Records for the task Block Start

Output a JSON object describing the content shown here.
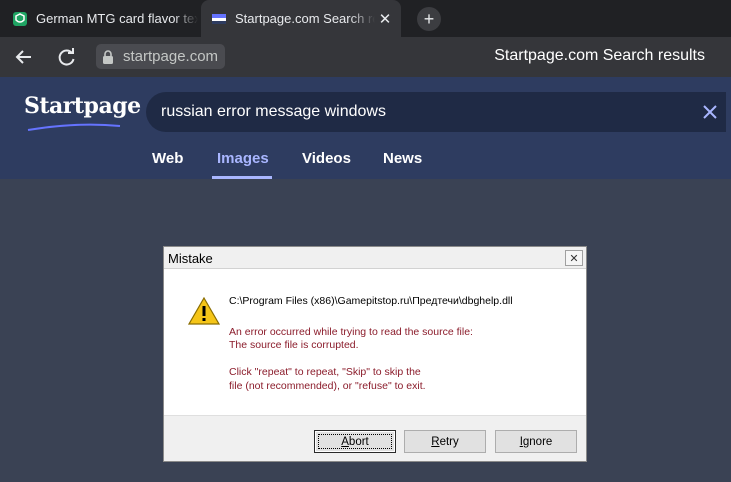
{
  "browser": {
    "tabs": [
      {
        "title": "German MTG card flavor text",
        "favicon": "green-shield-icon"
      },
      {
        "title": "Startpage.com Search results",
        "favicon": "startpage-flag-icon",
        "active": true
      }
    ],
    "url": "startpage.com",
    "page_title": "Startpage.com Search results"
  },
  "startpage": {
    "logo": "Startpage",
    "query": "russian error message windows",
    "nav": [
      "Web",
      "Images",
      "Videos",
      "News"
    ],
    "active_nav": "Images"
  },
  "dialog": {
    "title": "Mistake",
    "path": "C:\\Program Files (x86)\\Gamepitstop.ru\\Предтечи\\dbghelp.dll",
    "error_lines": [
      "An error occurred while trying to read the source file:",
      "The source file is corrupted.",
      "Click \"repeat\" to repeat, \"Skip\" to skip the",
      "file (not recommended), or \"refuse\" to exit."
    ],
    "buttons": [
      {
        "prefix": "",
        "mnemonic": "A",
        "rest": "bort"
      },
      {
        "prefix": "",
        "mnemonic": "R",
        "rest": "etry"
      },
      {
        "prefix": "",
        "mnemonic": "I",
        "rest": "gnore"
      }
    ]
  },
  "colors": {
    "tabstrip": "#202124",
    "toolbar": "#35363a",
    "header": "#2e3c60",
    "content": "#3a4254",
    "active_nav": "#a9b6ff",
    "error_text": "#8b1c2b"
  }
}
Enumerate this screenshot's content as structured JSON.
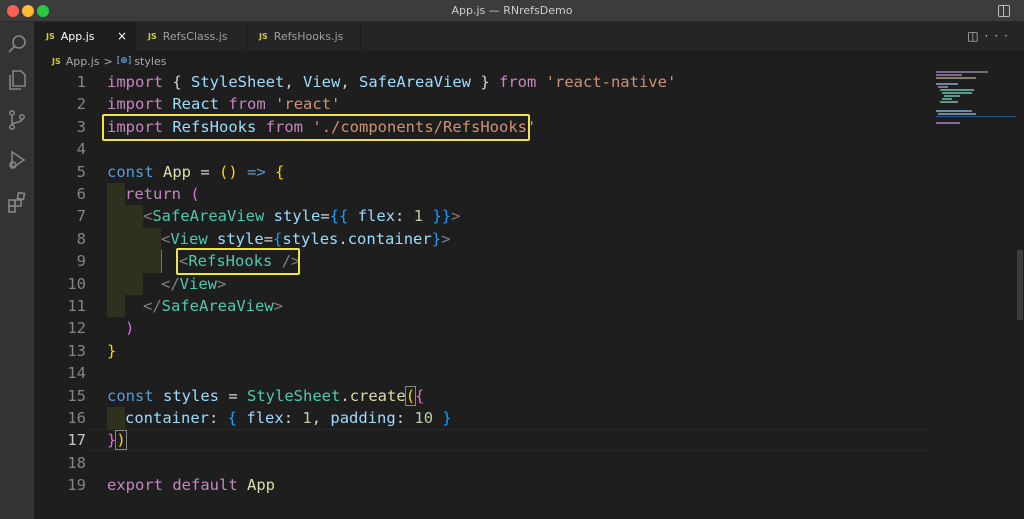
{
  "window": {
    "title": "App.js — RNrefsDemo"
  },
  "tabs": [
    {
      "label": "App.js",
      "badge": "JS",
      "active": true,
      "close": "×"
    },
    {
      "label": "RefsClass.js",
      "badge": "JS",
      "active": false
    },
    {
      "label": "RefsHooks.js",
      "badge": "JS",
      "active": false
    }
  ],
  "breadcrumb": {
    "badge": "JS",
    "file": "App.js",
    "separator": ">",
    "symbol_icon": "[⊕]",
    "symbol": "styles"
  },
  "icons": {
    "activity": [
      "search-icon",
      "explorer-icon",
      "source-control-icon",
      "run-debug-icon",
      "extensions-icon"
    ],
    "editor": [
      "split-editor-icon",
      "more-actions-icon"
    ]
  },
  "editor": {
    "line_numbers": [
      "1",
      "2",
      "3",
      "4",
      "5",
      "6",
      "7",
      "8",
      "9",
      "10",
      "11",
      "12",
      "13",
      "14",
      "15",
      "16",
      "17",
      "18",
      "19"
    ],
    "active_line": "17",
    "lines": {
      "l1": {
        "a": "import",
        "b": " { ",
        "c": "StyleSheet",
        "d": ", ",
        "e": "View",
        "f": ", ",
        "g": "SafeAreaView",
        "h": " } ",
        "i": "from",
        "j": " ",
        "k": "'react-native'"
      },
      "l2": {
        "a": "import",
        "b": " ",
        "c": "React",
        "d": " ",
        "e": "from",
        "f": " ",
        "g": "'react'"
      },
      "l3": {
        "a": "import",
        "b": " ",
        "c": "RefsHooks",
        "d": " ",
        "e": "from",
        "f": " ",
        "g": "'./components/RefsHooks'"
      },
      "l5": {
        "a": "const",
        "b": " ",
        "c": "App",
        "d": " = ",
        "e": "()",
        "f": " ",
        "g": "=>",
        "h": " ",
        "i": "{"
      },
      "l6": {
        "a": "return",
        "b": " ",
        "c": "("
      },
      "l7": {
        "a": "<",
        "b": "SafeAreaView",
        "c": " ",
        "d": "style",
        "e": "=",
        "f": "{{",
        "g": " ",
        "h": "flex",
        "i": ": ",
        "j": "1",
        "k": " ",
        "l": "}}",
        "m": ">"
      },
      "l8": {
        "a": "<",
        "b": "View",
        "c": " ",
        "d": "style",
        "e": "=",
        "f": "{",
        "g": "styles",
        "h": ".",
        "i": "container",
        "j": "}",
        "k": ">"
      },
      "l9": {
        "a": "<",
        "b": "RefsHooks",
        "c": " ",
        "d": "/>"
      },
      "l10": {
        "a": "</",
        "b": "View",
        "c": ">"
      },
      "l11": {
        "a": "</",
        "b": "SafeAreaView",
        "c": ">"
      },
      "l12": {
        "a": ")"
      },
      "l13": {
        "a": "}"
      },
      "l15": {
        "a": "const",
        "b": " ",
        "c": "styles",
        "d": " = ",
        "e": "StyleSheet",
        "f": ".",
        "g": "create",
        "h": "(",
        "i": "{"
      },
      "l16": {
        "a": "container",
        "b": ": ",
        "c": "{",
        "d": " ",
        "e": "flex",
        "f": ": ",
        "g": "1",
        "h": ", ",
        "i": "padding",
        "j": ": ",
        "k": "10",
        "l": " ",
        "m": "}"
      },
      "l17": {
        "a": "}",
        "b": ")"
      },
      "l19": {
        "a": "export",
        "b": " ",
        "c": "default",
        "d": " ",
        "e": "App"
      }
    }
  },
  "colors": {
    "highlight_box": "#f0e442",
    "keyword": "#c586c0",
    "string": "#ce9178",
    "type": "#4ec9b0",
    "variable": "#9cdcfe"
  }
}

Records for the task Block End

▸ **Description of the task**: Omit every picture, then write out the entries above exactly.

▸ **Output of the exercise**:
Output a JSON object describing the content shown here.
{
  "browser": {
    "tabs": [
      {
        "title": "German MTG card flavor text",
        "favicon": "green-shield-icon"
      },
      {
        "title": "Startpage.com Search results",
        "favicon": "startpage-flag-icon",
        "active": true
      }
    ],
    "url": "startpage.com",
    "page_title": "Startpage.com Search results"
  },
  "startpage": {
    "logo": "Startpage",
    "query": "russian error message windows",
    "nav": [
      "Web",
      "Images",
      "Videos",
      "News"
    ],
    "active_nav": "Images"
  },
  "dialog": {
    "title": "Mistake",
    "path": "C:\\Program Files (x86)\\Gamepitstop.ru\\Предтечи\\dbghelp.dll",
    "error_lines": [
      "An error occurred while trying to read the source file:",
      "The source file is corrupted.",
      "Click \"repeat\" to repeat, \"Skip\" to skip the",
      "file (not recommended), or \"refuse\" to exit."
    ],
    "buttons": [
      {
        "prefix": "",
        "mnemonic": "A",
        "rest": "bort"
      },
      {
        "prefix": "",
        "mnemonic": "R",
        "rest": "etry"
      },
      {
        "prefix": "",
        "mnemonic": "I",
        "rest": "gnore"
      }
    ]
  },
  "colors": {
    "tabstrip": "#202124",
    "toolbar": "#35363a",
    "header": "#2e3c60",
    "content": "#3a4254",
    "active_nav": "#a9b6ff",
    "error_text": "#8b1c2b"
  }
}
Enumerate this screenshot's content as structured JSON.
{
  "window": {
    "title": "App.js — RNrefsDemo"
  },
  "tabs": [
    {
      "label": "App.js",
      "badge": "JS",
      "active": true,
      "close": "×"
    },
    {
      "label": "RefsClass.js",
      "badge": "JS",
      "active": false
    },
    {
      "label": "RefsHooks.js",
      "badge": "JS",
      "active": false
    }
  ],
  "breadcrumb": {
    "badge": "JS",
    "file": "App.js",
    "separator": ">",
    "symbol_icon": "[⊕]",
    "symbol": "styles"
  },
  "icons": {
    "activity": [
      "search-icon",
      "explorer-icon",
      "source-control-icon",
      "run-debug-icon",
      "extensions-icon"
    ],
    "editor": [
      "split-editor-icon",
      "more-actions-icon"
    ]
  },
  "editor": {
    "line_numbers": [
      "1",
      "2",
      "3",
      "4",
      "5",
      "6",
      "7",
      "8",
      "9",
      "10",
      "11",
      "12",
      "13",
      "14",
      "15",
      "16",
      "17",
      "18",
      "19"
    ],
    "active_line": "17",
    "lines": {
      "l1": {
        "a": "import",
        "b": " { ",
        "c": "StyleSheet",
        "d": ", ",
        "e": "View",
        "f": ", ",
        "g": "SafeAreaView",
        "h": " } ",
        "i": "from",
        "j": " ",
        "k": "'react-native'"
      },
      "l2": {
        "a": "import",
        "b": " ",
        "c": "React",
        "d": " ",
        "e": "from",
        "f": " ",
        "g": "'react'"
      },
      "l3": {
        "a": "import",
        "b": " ",
        "c": "RefsHooks",
        "d": " ",
        "e": "from",
        "f": " ",
        "g": "'./components/RefsHooks'"
      },
      "l5": {
        "a": "const",
        "b": " ",
        "c": "App",
        "d": " = ",
        "e": "()",
        "f": " ",
        "g": "=>",
        "h": " ",
        "i": "{"
      },
      "l6": {
        "a": "return",
        "b": " ",
        "c": "("
      },
      "l7": {
        "a": "<",
        "b": "SafeAreaView",
        "c": " ",
        "d": "style",
        "e": "=",
        "f": "{{",
        "g": " ",
        "h": "flex",
        "i": ": ",
        "j": "1",
        "k": " ",
        "l": "}}",
        "m": ">"
      },
      "l8": {
        "a": "<",
        "b": "View",
        "c": " ",
        "d": "style",
        "e": "=",
        "f": "{",
        "g": "styles",
        "h": ".",
        "i": "container",
        "j": "}",
        "k": ">"
      },
      "l9": {
        "a": "<",
        "b": "RefsHooks",
        "c": " ",
        "d": "/>"
      },
      "l10": {
        "a": "</",
        "b": "View",
        "c": ">"
      },
      "l11": {
        "a": "</",
        "b": "SafeAreaView",
        "c": ">"
      },
      "l12": {
        "a": ")"
      },
      "l13": {
        "a": "}"
      },
      "l15": {
        "a": "const",
        "b": " ",
        "c": "styles",
        "d": " = ",
        "e": "StyleSheet",
        "f": ".",
        "g": "create",
        "h": "(",
        "i": "{"
      },
      "l16": {
        "a": "container",
        "b": ": ",
        "c": "{",
        "d": " ",
        "e": "flex",
        "f": ": ",
        "g": "1",
        "h": ", ",
        "i": "padding",
        "j": ": ",
        "k": "10",
        "l": " ",
        "m": "}"
      },
      "l17": {
        "a": "}",
        "b": ")"
      },
      "l19": {
        "a": "export",
        "b": " ",
        "c": "default",
        "d": " ",
        "e": "App"
      }
    }
  },
  "colors": {
    "highlight_box": "#f0e442",
    "keyword": "#c586c0",
    "string": "#ce9178",
    "type": "#4ec9b0",
    "variable": "#9cdcfe"
  }
}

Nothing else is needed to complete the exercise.